## PROBLEM REQUIREMENTS
Each line of the data below that carries the word "seconds" needs to be copied.

## RECORDS TO USE
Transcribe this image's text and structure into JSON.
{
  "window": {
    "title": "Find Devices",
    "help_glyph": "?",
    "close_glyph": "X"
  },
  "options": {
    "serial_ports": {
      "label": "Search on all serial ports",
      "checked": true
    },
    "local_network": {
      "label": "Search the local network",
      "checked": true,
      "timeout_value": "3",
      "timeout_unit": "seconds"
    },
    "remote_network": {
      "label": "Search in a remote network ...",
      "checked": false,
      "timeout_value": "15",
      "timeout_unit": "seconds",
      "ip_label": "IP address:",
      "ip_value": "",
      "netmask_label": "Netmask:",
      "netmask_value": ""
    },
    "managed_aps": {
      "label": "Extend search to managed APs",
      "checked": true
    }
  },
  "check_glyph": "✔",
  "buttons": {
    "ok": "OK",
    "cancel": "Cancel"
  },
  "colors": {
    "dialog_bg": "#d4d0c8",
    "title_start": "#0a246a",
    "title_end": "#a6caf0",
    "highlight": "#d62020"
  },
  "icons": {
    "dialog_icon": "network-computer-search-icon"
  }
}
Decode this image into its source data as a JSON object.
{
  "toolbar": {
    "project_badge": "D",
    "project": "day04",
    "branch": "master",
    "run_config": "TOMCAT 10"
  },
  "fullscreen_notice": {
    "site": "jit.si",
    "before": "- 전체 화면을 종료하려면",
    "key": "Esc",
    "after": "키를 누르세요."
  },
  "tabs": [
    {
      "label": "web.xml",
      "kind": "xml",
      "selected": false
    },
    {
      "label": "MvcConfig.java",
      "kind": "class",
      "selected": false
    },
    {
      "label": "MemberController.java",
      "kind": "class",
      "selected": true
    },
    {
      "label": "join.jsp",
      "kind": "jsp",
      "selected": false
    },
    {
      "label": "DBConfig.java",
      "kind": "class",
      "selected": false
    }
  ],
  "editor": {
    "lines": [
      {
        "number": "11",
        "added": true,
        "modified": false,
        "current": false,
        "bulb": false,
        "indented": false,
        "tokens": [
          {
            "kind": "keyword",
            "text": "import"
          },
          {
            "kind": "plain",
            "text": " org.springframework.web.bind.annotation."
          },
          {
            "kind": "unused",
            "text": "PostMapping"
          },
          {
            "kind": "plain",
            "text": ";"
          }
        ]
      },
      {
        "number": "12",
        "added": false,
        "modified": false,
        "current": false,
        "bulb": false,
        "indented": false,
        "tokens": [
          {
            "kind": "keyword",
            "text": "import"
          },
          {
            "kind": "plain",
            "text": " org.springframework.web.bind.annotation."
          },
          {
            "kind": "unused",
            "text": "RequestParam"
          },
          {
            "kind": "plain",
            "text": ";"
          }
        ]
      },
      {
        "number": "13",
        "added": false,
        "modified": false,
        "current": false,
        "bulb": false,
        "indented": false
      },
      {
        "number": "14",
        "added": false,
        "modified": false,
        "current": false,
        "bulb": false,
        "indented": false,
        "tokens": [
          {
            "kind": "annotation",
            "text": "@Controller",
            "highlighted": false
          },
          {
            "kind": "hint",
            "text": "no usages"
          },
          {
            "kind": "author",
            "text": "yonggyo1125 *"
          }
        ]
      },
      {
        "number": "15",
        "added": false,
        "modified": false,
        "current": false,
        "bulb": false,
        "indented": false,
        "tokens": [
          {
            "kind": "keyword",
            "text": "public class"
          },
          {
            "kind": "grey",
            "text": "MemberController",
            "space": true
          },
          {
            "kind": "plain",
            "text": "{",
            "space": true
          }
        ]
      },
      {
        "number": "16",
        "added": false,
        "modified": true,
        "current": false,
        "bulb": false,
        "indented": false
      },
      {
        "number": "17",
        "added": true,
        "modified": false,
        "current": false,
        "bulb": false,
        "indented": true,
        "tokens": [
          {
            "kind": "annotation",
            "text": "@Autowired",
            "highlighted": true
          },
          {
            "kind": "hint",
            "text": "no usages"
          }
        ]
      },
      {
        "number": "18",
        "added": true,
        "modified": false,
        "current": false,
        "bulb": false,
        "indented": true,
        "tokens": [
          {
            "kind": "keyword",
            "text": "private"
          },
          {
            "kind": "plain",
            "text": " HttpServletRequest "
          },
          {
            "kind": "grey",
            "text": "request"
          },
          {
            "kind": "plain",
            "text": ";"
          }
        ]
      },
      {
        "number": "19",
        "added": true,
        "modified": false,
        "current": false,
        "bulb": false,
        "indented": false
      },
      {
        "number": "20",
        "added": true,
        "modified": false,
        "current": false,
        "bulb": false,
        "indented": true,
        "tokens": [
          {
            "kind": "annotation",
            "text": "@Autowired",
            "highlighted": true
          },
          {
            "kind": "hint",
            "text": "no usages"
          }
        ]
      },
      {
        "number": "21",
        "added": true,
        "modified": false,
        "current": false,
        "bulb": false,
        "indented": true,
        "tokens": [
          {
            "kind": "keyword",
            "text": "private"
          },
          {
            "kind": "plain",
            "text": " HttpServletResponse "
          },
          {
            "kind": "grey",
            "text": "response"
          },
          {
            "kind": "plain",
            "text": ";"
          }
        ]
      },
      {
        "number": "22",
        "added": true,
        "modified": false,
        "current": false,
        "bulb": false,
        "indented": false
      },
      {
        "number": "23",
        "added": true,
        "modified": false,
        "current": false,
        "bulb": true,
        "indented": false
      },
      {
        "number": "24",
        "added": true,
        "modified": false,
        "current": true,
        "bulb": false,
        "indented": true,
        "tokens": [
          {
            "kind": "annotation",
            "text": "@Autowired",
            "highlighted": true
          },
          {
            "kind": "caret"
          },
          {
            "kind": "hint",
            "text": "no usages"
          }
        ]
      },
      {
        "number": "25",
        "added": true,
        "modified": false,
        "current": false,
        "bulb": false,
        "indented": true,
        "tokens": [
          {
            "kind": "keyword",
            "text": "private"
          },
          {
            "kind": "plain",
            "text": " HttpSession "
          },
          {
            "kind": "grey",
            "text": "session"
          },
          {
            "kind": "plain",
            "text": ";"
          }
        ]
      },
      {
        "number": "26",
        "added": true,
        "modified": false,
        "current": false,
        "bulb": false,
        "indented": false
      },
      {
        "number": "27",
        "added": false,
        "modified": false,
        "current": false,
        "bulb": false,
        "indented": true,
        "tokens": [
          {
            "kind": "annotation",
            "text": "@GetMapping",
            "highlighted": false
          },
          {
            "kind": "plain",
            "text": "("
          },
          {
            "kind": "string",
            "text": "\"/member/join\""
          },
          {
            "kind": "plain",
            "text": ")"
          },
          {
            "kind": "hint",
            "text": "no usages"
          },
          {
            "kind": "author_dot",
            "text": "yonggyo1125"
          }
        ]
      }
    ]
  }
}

## SOLUTION
      "timeout_unit": "seconds"
      "timeout_unit": "seconds",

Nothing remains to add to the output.